Element data from apps and pages:
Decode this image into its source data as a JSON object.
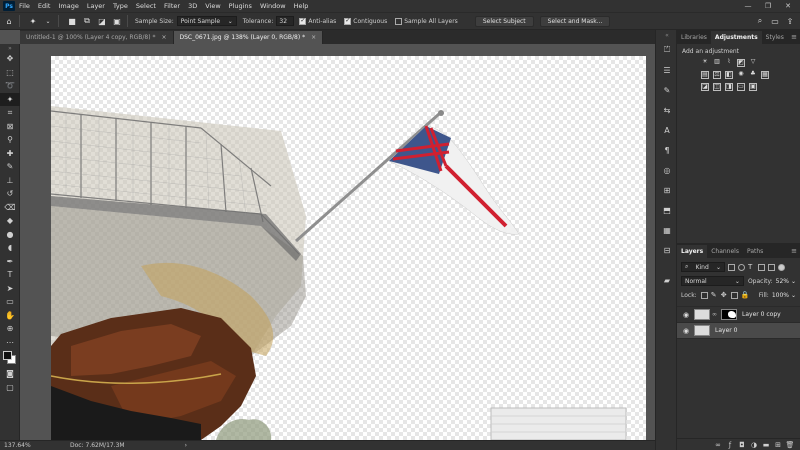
{
  "app": {
    "logo": "Ps"
  },
  "menu": [
    "File",
    "Edit",
    "Image",
    "Layer",
    "Type",
    "Select",
    "Filter",
    "3D",
    "View",
    "Plugins",
    "Window",
    "Help"
  ],
  "window_controls": {
    "minimize": "—",
    "maximize": "❐",
    "close": "✕"
  },
  "options": {
    "home_icon": "home-icon",
    "tool_icon": "magic-wand-icon",
    "sample_size_label": "Sample Size:",
    "sample_size_value": "Point Sample",
    "tolerance_label": "Tolerance:",
    "tolerance_value": "32",
    "anti_alias_label": "Anti-alias",
    "anti_alias_checked": true,
    "contiguous_label": "Contiguous",
    "contiguous_checked": true,
    "sample_all_label": "Sample All Layers",
    "sample_all_checked": false,
    "select_subject": "Select Subject",
    "select_and_mask": "Select and Mask..."
  },
  "tabs": [
    {
      "label": "Untitled-1 @ 100% (Layer 4 copy, RGB/8) *",
      "close": "×",
      "active": false
    },
    {
      "label": "DSC_0671.jpg @ 138% (Layer 0, RGB/8) *",
      "close": "×",
      "active": true
    }
  ],
  "status": {
    "zoom": "137.64%",
    "doc": "Doc: 7.62M/17.3M",
    "arrow": "›"
  },
  "panels": {
    "top_tabs": [
      "Libraries",
      "Adjustments",
      "Styles"
    ],
    "top_active": "Adjustments",
    "adjustments_title": "Add an adjustment",
    "layer_tabs": [
      "Layers",
      "Channels",
      "Paths"
    ],
    "layer_active": "Layers",
    "kind": "Kind",
    "blend_mode": "Normal",
    "opacity_label": "Opacity:",
    "opacity_value": "52%",
    "lock_label": "Lock:",
    "fill_label": "Fill:",
    "fill_value": "100%",
    "menu": "≡",
    "caret": "⌄",
    "layers": [
      {
        "name": "Layer 0 copy",
        "visible": true,
        "selected": false,
        "has_mask": true
      },
      {
        "name": "Layer 0",
        "visible": true,
        "selected": true,
        "has_mask": false
      }
    ]
  },
  "colors": {
    "accent": "#31a8ff",
    "bg": "#535353",
    "panel": "#323232"
  }
}
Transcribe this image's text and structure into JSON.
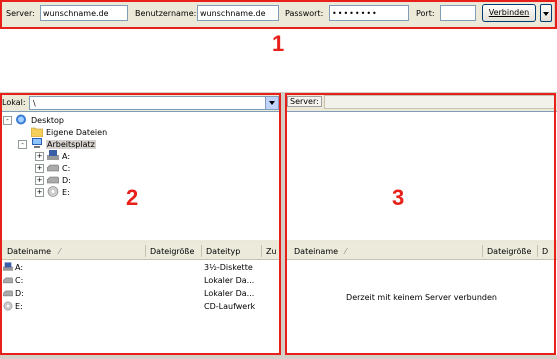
{
  "quickconnect": {
    "server_label": "Server:",
    "server_value": "wunschname.de",
    "username_label": "Benutzername:",
    "username_value": "wunschname.de",
    "password_label": "Passwort:",
    "password_value": "••••••••",
    "port_label": "Port:",
    "port_value": "",
    "connect_label": "Verbinden"
  },
  "local": {
    "label": "Lokal:",
    "path": "\\",
    "tree": [
      {
        "label": "Desktop",
        "icon": "desktop-icon",
        "expander": "-"
      },
      {
        "label": "Eigene Dateien",
        "icon": "folder-icon",
        "expander": ""
      },
      {
        "label": "Arbeitsplatz",
        "icon": "computer-icon",
        "expander": "-",
        "selected": true
      },
      {
        "label": "A:",
        "icon": "floppy-drive-icon",
        "expander": "+"
      },
      {
        "label": "C:",
        "icon": "hard-drive-icon",
        "expander": "+"
      },
      {
        "label": "D:",
        "icon": "hard-drive-icon",
        "expander": "+"
      },
      {
        "label": "E:",
        "icon": "cd-drive-icon",
        "expander": "+"
      }
    ],
    "columns": [
      "Dateiname",
      "Dateigröße",
      "Dateityp",
      "Zu"
    ],
    "files": [
      {
        "name": "A:",
        "type": "3½-Diskette",
        "icon": "floppy-drive-icon"
      },
      {
        "name": "C:",
        "type": "Lokaler Da...",
        "icon": "hard-drive-icon"
      },
      {
        "name": "D:",
        "type": "Lokaler Da...",
        "icon": "hard-drive-icon"
      },
      {
        "name": "E:",
        "type": "CD-Laufwerk",
        "icon": "cd-drive-icon"
      }
    ]
  },
  "remote": {
    "label": "Server:",
    "columns": [
      "Dateiname",
      "Dateigröße",
      "D"
    ],
    "empty_message": "Derzeit mit keinem Server verbunden"
  },
  "annotations": [
    "1",
    "2",
    "3"
  ],
  "colors": {
    "annotation": "#e8201a"
  }
}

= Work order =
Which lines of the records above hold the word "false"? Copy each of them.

= Completed task =
    "sample_all_checked": false,
      "active": false
        "selected": false,
        "has_mask": false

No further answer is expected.